Today, the gateway to Primus Avenue off Phillips Street on Beacon Hill is locked with only residents and their guests allowed entry. In 1843, this path was called Wilberforce Place. Back then, the word "place" was used to identify a location as a square or short street.
Wilberforce Place is described in Boston Ways: High, By, and Folk by George Weston as “a dark, dirty, and dismal place it was then—truly a slum, with three cold-water tenements housing a horde of the city’s dregs.”
They also explain the name change, "We believe that sometime in the 1860's, Primus Avenue came into being, replacing the name of Wilberforce Place, in honor of Primus Hall who once lived on this alley." And, they give a nice history of the namesake the avenue honors.
Urban Renewal in the 1920s
This photo from the Boston Public Library, Leslie Jones Collection shows how the alley looked in the mid 1930s. Phtogapher Jones noted that the photo was, "...taken for Jack Frost sketch."
Jones also took the view from the Revere Street side or Sentry Hill Place with the title, "False front at Sentry Hill Place leads to Primus Ave. on Beacon Hill." Here's a map of the addresses.
In his book Built in Boston: City & Suburb, 1800-2000, Author Douglass Shand-Tucci writes that Architect, Clarence H. Blackall, "... carved out of several Beacon Hill tenements in the 1920s the imaginative Primus Avenue apartments off Phillips Street ..."
Penny used it as the subject of one of her Attention to Detail columns for the Beacon Hill Times, a few years ago.
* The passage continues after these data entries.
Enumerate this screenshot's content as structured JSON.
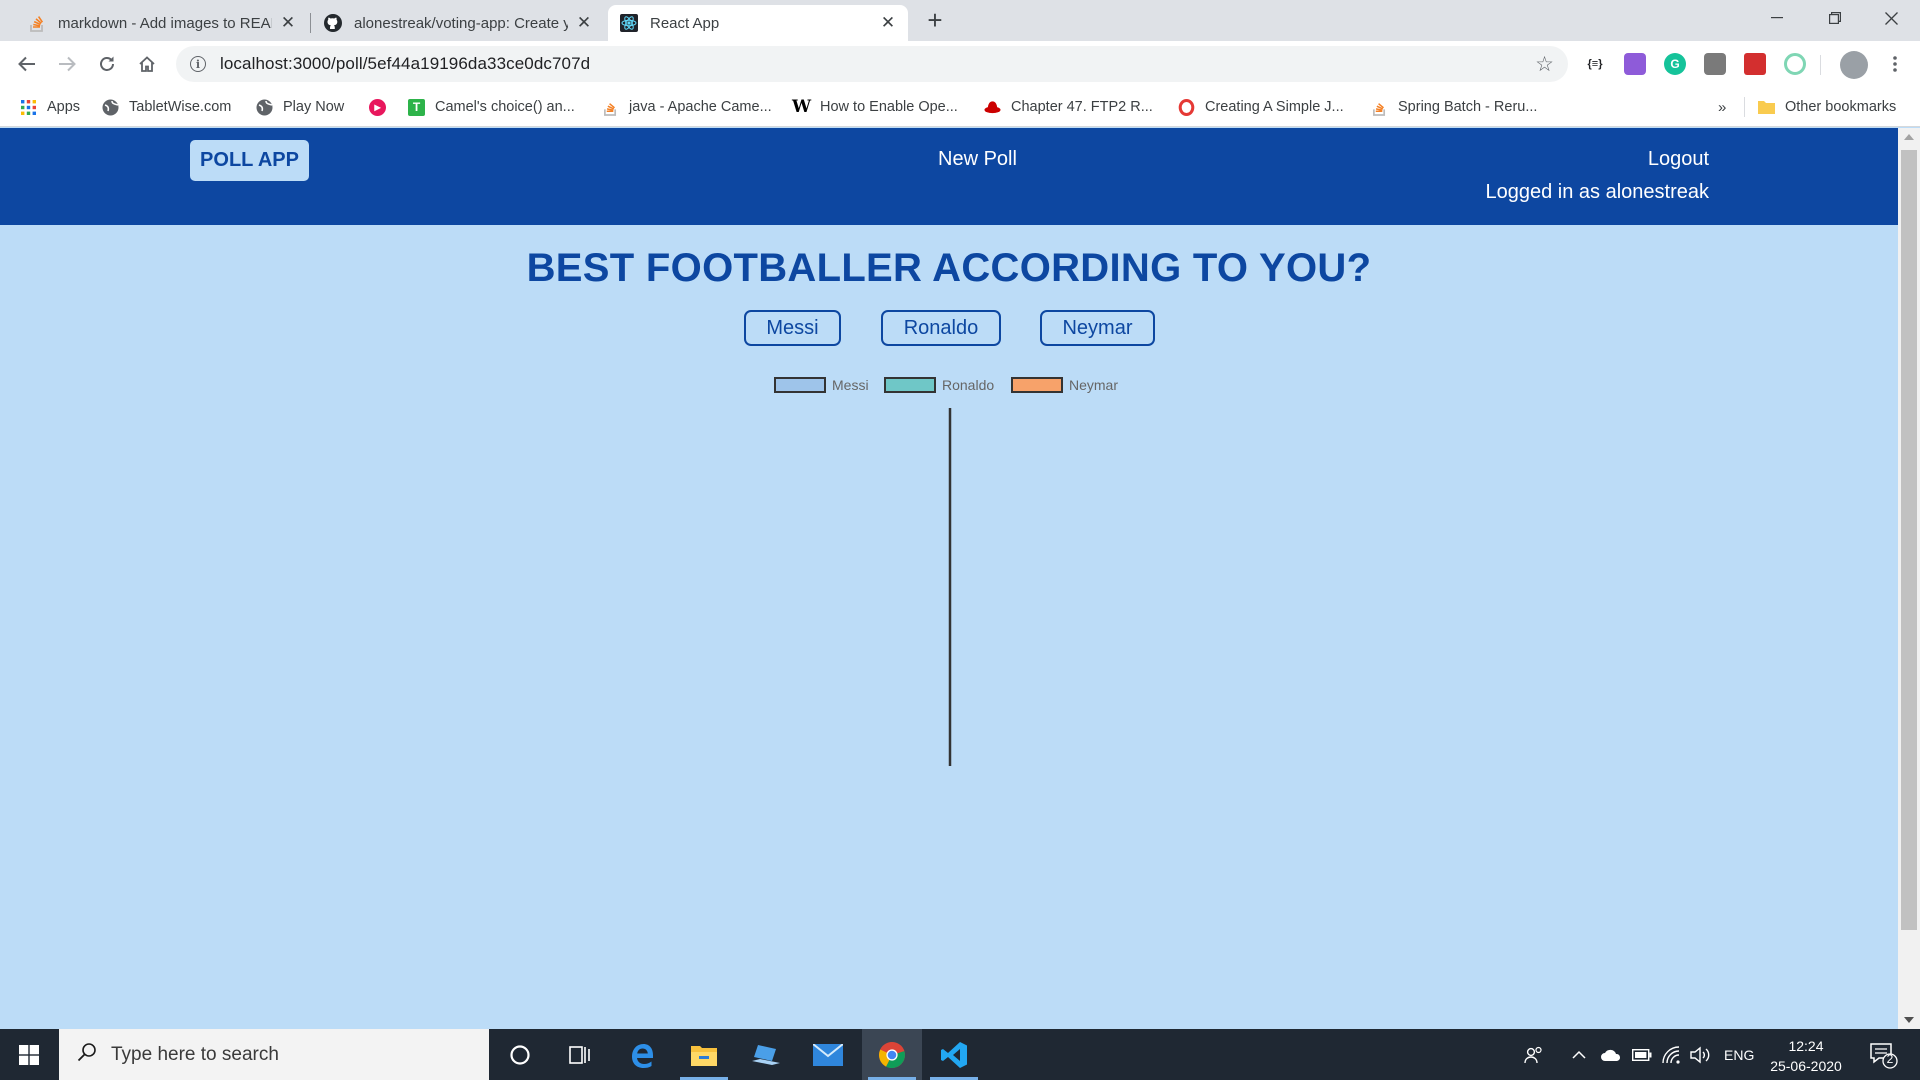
{
  "browser": {
    "tabs": [
      {
        "title": "markdown - Add images to README",
        "favicon": "stackoverflow-icon"
      },
      {
        "title": "alonestreak/voting-app: Create your own polls",
        "favicon": "github-icon"
      },
      {
        "title": "React App",
        "favicon": "react-icon",
        "active": true
      }
    ],
    "url": "localhost:3000/poll/5ef44a19196da33ce0dc707d",
    "bookmarks": [
      {
        "label": "Apps",
        "icon": "apps-grid-icon"
      },
      {
        "label": "TabletWise.com",
        "icon": "globe-icon"
      },
      {
        "label": "Play Now",
        "icon": "globe-icon"
      },
      {
        "label": "",
        "icon": "red-circle-icon"
      },
      {
        "label": "Camel's choice() an...",
        "icon": "green-t-icon"
      },
      {
        "label": "java - Apache Came...",
        "icon": "stackoverflow-icon"
      },
      {
        "label": "How to Enable Ope...",
        "icon": "wikipedia-icon"
      },
      {
        "label": "Chapter 47. FTP2 R...",
        "icon": "redhat-icon"
      },
      {
        "label": "Creating A Simple J...",
        "icon": "opera-icon"
      },
      {
        "label": "Spring Batch - Reru...",
        "icon": "stackoverflow-icon"
      }
    ],
    "bookmarks_overflow": "»",
    "other_bookmarks": "Other bookmarks"
  },
  "app": {
    "logo": "POLL APP",
    "new_poll": "New Poll",
    "logout": "Logout",
    "logged_in": "Logged in as alonestreak",
    "poll_question": "BEST FOOTBALLER ACCORDING TO YOU?",
    "options": [
      "Messi",
      "Ronaldo",
      "Neymar"
    ]
  },
  "chart_data": {
    "type": "pie",
    "categories": [
      "Messi",
      "Ronaldo",
      "Neymar"
    ],
    "values": [
      0,
      0,
      0
    ],
    "colors": [
      "#9ec4ea",
      "#6fc7c7",
      "#f7a26a"
    ],
    "legend_placement": "top",
    "title": ""
  },
  "taskbar": {
    "search_placeholder": "Type here to search",
    "language": "ENG",
    "time": "12:24",
    "date": "25-06-2020",
    "notifications": "2"
  }
}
In the process, she discovered some interesting tidbits about this place. But, she always loves learning more about the historic streets, buildings, and people of Boston. If you have a Primus Avenue story or tidbit to share, please add it in the comments below.
Three books with information about Primus Avenue are:
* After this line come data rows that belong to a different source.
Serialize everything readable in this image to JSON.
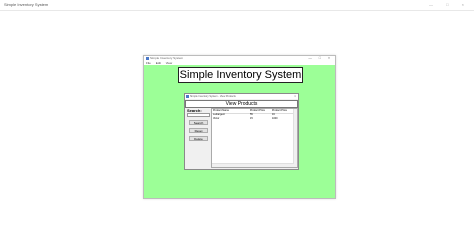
{
  "browser": {
    "tab_title": "Simple Inventory System",
    "controls": [
      "—",
      "□",
      "×"
    ]
  },
  "app": {
    "window_title": "Simple Inventory System",
    "controls": [
      "—",
      "□",
      "×"
    ],
    "menu": [
      "File",
      "Edit",
      "View"
    ],
    "heading": "Simple Inventory System",
    "content_bg": "#9cff97"
  },
  "dialog": {
    "title": "Simple Inventory System - View Products",
    "close": "×",
    "heading": "View Products",
    "search_label": "Search:",
    "search_value": "",
    "buttons": {
      "search": "Search",
      "reset": "Reset",
      "delete": "Delete"
    },
    "table": {
      "columns": [
        "Product Name",
        "Product Price",
        "Product Price"
      ],
      "rows": [
        [
          "Ludiargent",
          "55",
          "16"
        ],
        [
          "Victor",
          "15",
          "1000"
        ]
      ]
    }
  }
}
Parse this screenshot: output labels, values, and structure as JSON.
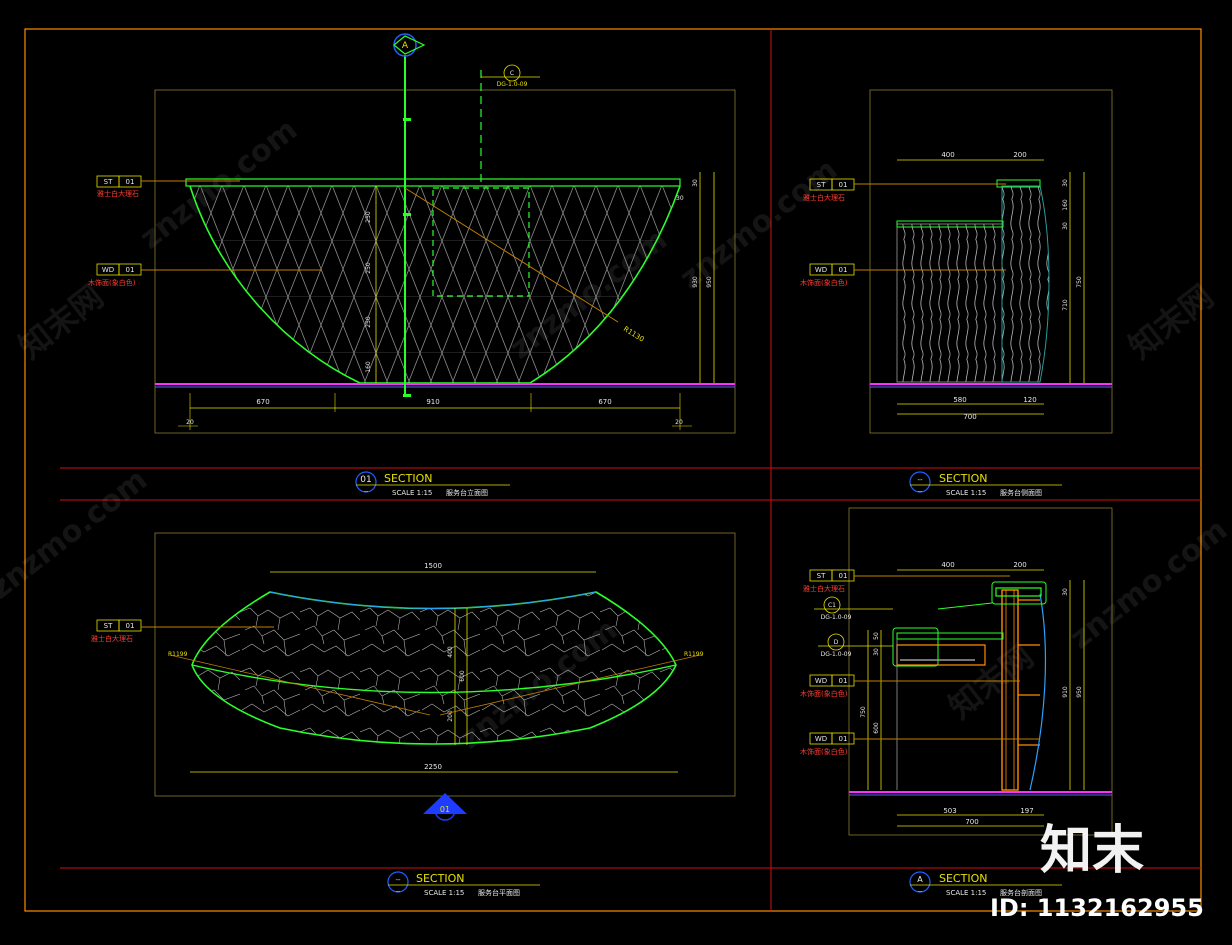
{
  "watermark": {
    "text": "znzmo.com",
    "logo": "知末网"
  },
  "brand": {
    "logo": "知末",
    "id": "ID: 1132162955"
  },
  "views": {
    "front": {
      "markers": {
        "top": "A",
        "ref_top": "C",
        "ref_code": "DG-1.0-09"
      },
      "tags": [
        {
          "code": "ST",
          "num": "01",
          "desc": "雅士白大理石"
        },
        {
          "code": "WD",
          "num": "01",
          "desc": "木饰面(象白色)"
        }
      ],
      "dims_bottom": [
        "670",
        "910",
        "670"
      ],
      "dims_small": [
        "20",
        "20"
      ],
      "dims_vertical": [
        "250",
        "250",
        "250",
        "160"
      ],
      "dims_right": [
        "30",
        "930",
        "950",
        "30"
      ],
      "radius": "R1130",
      "title": {
        "num": "01",
        "sub": "--",
        "section": "SECTION",
        "scale": "SCALE 1:15",
        "name": "服务台立面图"
      }
    },
    "side": {
      "tags": [
        {
          "code": "ST",
          "num": "01",
          "desc": "雅士白大理石"
        },
        {
          "code": "WD",
          "num": "01",
          "desc": "木饰面(象白色)"
        }
      ],
      "dims_top": [
        "400",
        "200"
      ],
      "dims_bottom": [
        "580",
        "120",
        "700"
      ],
      "dims_right": [
        "30",
        "160",
        "30",
        "750",
        "710"
      ],
      "title": {
        "num": "--",
        "sub": "--",
        "section": "SECTION",
        "scale": "SCALE 1:15",
        "name": "服务台侧面图"
      }
    },
    "plan": {
      "tags": [
        {
          "code": "ST",
          "num": "01",
          "desc": "雅士白大理石"
        }
      ],
      "dims": {
        "top": "1500",
        "bottom": "2250",
        "v1": "400",
        "v2": "600",
        "v3": "200",
        "r_left": "R1199",
        "r_right": "R1199"
      },
      "marker": "01",
      "title": {
        "num": "--",
        "sub": "--",
        "section": "SECTION",
        "scale": "SCALE 1:15",
        "name": "服务台平面图"
      }
    },
    "detail": {
      "tags": [
        {
          "code": "ST",
          "num": "01",
          "desc": "雅士白大理石"
        },
        {
          "code": "WD",
          "num": "01",
          "desc": "木饰面(象白色)"
        },
        {
          "code": "WD",
          "num": "01",
          "desc": "木饰面(象白色)"
        }
      ],
      "refs": [
        {
          "code": "C1",
          "sheet": "DG-1.0-09"
        },
        {
          "code": "D",
          "sheet": "DG-1.0-09"
        }
      ],
      "dims_top": [
        "400",
        "200"
      ],
      "dims_left": [
        "50",
        "30",
        "750",
        "600"
      ],
      "dims_right": [
        "30",
        "910",
        "950"
      ],
      "dims_bottom": [
        "503",
        "197",
        "700"
      ],
      "title": {
        "num": "A",
        "sub": "--",
        "section": "SECTION",
        "scale": "SCALE 1:15",
        "name": "服务台剖面图"
      }
    }
  }
}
Do you have an Amazon Gift Certificate to use? Or do you need to buy one for a gift? Remember to click over to Amazon from here to support this site!
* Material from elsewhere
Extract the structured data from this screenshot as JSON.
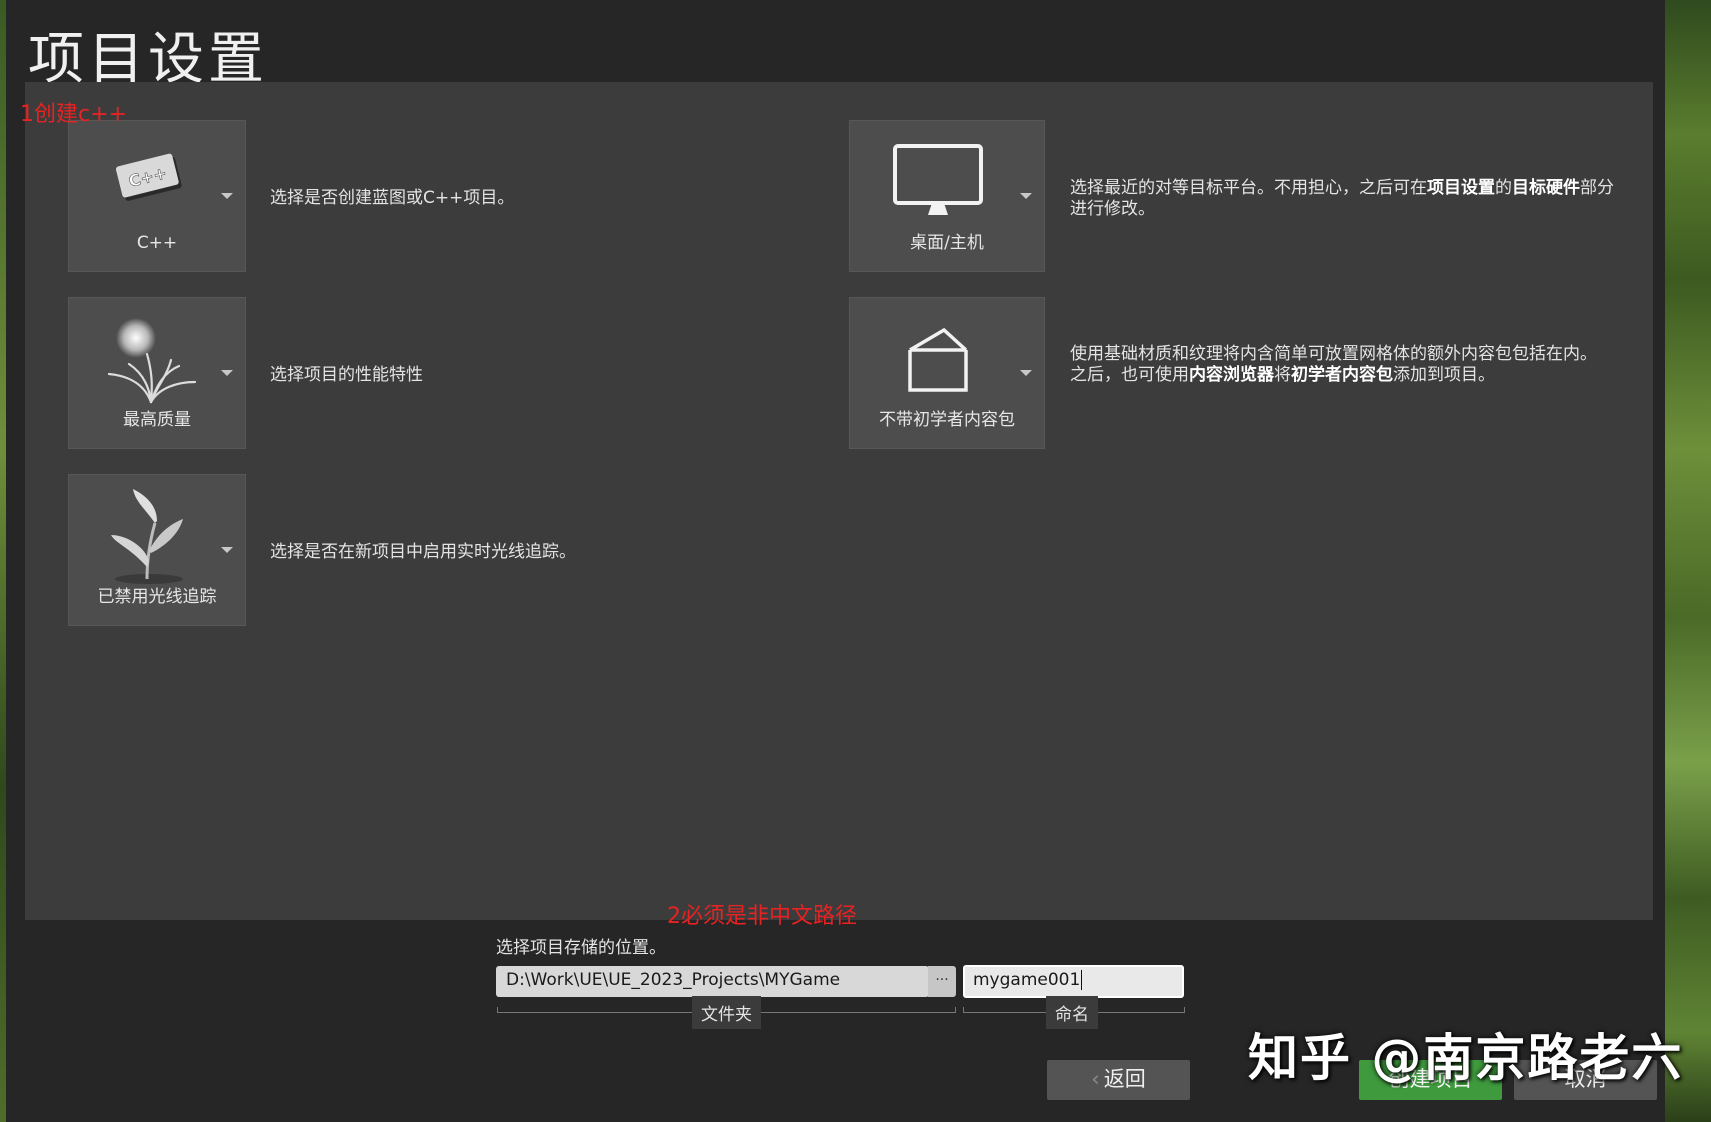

Words: Penny & Ed Cherubino
Photography: The two historic photos are Courtesy of the Boston Public Library, Leslie Jones Collection. The new one and The Attention to Detail piece are © 2011-2012 Penny Cherubino